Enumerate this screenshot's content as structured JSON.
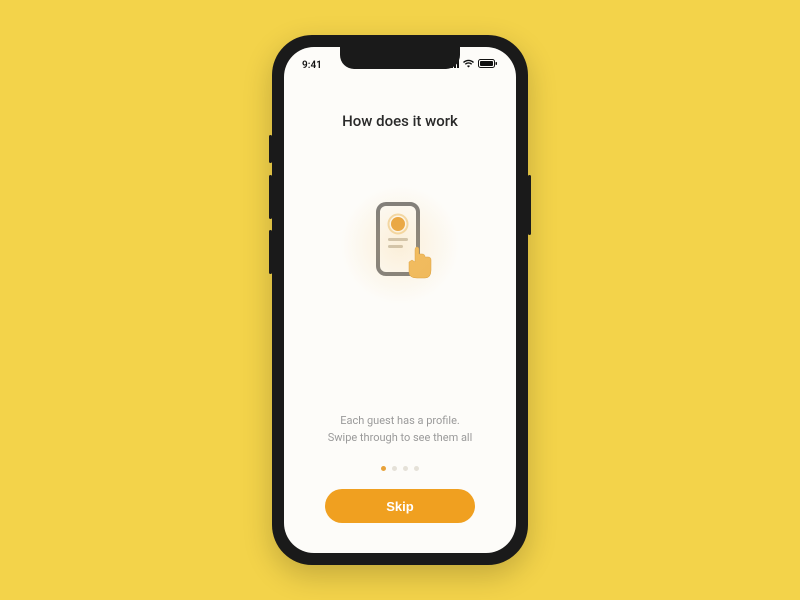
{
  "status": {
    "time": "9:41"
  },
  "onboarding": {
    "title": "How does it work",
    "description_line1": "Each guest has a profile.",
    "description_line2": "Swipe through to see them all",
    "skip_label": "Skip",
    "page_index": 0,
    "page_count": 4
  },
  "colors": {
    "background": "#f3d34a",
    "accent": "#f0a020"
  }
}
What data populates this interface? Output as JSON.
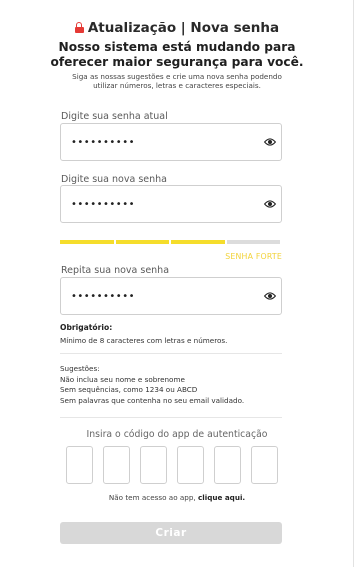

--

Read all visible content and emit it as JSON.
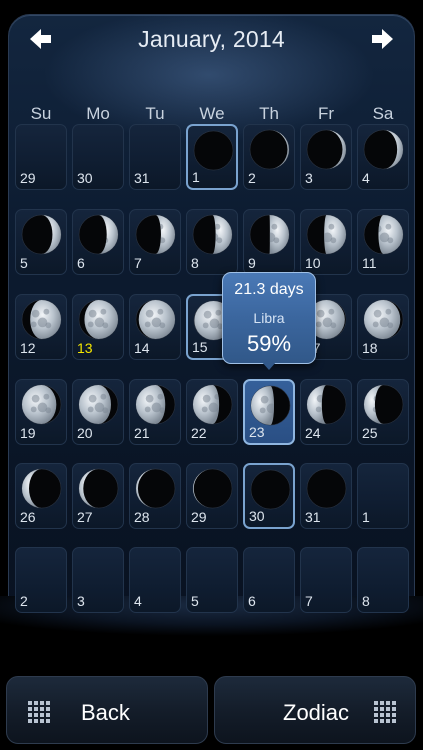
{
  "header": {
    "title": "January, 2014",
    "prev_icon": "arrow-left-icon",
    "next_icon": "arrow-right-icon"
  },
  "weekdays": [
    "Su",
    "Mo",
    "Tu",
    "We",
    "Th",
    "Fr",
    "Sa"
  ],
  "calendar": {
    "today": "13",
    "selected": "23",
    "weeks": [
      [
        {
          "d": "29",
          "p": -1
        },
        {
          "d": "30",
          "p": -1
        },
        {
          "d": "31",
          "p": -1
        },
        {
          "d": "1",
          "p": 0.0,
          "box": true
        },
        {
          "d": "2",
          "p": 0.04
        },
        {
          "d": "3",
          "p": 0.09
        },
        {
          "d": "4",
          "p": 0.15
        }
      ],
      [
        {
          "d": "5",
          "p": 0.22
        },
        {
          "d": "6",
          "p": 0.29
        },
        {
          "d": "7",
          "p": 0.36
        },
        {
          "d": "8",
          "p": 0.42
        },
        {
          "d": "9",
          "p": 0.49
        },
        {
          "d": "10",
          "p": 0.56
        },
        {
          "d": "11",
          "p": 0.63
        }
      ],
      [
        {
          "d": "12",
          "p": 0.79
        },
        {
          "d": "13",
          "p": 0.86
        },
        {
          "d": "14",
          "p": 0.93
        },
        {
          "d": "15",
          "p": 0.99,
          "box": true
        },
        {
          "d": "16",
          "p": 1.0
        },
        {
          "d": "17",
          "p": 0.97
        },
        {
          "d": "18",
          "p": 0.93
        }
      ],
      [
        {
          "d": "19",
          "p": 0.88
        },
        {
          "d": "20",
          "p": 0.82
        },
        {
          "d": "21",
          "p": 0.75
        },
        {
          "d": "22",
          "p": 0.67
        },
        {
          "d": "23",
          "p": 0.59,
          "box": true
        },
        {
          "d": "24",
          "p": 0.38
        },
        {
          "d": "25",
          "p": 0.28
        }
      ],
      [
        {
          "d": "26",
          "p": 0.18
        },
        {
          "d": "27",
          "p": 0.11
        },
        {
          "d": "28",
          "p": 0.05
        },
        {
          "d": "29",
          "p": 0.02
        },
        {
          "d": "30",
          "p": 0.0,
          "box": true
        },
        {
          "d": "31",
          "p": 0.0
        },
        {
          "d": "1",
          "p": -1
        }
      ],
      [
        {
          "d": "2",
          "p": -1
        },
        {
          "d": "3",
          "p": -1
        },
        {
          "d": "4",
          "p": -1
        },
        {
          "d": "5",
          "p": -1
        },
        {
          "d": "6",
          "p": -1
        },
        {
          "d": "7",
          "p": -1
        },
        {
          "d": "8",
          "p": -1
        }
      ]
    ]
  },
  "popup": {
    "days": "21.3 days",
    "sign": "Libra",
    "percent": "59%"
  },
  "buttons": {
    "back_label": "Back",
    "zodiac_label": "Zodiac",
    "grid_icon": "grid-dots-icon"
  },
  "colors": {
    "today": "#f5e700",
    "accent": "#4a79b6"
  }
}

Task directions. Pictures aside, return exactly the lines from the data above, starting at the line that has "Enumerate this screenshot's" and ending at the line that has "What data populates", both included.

Solution.
Enumerate this screenshot's content as structured JSON.
{
  "status": {
    "time": "9:41"
  },
  "onboarding": {
    "title": "How does it work",
    "description_line1": "Each guest has a profile.",
    "description_line2": "Swipe through to see them all",
    "skip_label": "Skip",
    "page_index": 0,
    "page_count": 4
  },
  "colors": {
    "background": "#f3d34a",
    "accent": "#f0a020"
  }
}
What data populates this interface? Output as JSON.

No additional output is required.